Valley of the Five Lakes- We are starting day 3 off with one of my favorite hikes in Jasper National Park. With 5 gorgeous glacier lakes and incredible mountain and forest views, this is a trail you won’t want to miss!
There are several ways to see these lakes, depending on how long you want to hike. The easiest and shortest route is a 3-mile roundtrip with just over 500 ft of elevation gain. For this route, take Trail 9a to 9b, and at the first split on 9b, head left toward First Lake. After checking out First Lake, you will head southeast to continue to Second Lake, Third Lake, Fourth Lake, and finally Fifth Lake before heading back toward the parking lot.
This trail has a lot of ups and downs with uneven terrain, so even though it is only 3 miles, I would still recommend proper footwear!
Path to the Glacier- For the Path to the Glacier Trail, park in the Mount Edith Cavell parking lot. The lot is tiny, and even in the pouring rain, we had to wait sometime for a spot. It is approximately 13 miles (21 km) from the Valley of the Five Lakes trailhead, but the 9 miles (14 km) on Edith Cavell Road will be SLOW. It is narrow with lots of twists and turns.
Once you have secured a spot, take the 1.2-mile (2 km) trail to incredible views of Cavell Pond, Angel Glacier, and Mount Edith Cavell. The path is completely paved up until the viewpoint. If you choose to take the trail down to the lake, it is rougher terrain but worth the extra trek for a closer look at the magnificent landscape.
Before leaving this area, be sure to check out Cavell Lake off the other side of the parking lot.
Pyramid Lake- The last stop in Jasper is Pyramid Lake. Pyramid Lake is approximately 20 miles (33 km) from the Mount Edith Cavell Parking Lot. If the weather is nice, there is an excellent beach for swimming. You can also bring your own or rent a canoe or kayak at the Pyramid Lake Lodge Resort.
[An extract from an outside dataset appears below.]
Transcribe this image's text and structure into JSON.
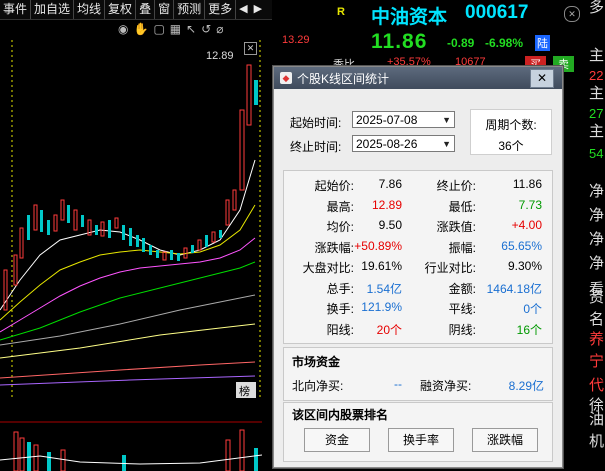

After getting out or in the water, head over to the Pyramid Island Trail. The trail is an easy 0.5 miles with no elevation gain. The mountain and lake views from this trail are so dreamy, even in the rain (which is how we experienced it!)😊
The Pyramid Lake Lodge has one restaurant. Hours and menus can be found here- Aalto.
And that’s the end of this Jasper National Park adventure!
Are you looking for another national park in Alberta, Canada? Check out this 4-day Banff Itinerary!
Also, check out our hiking gear and apparel below!
Hope you have a wonderful adventure😊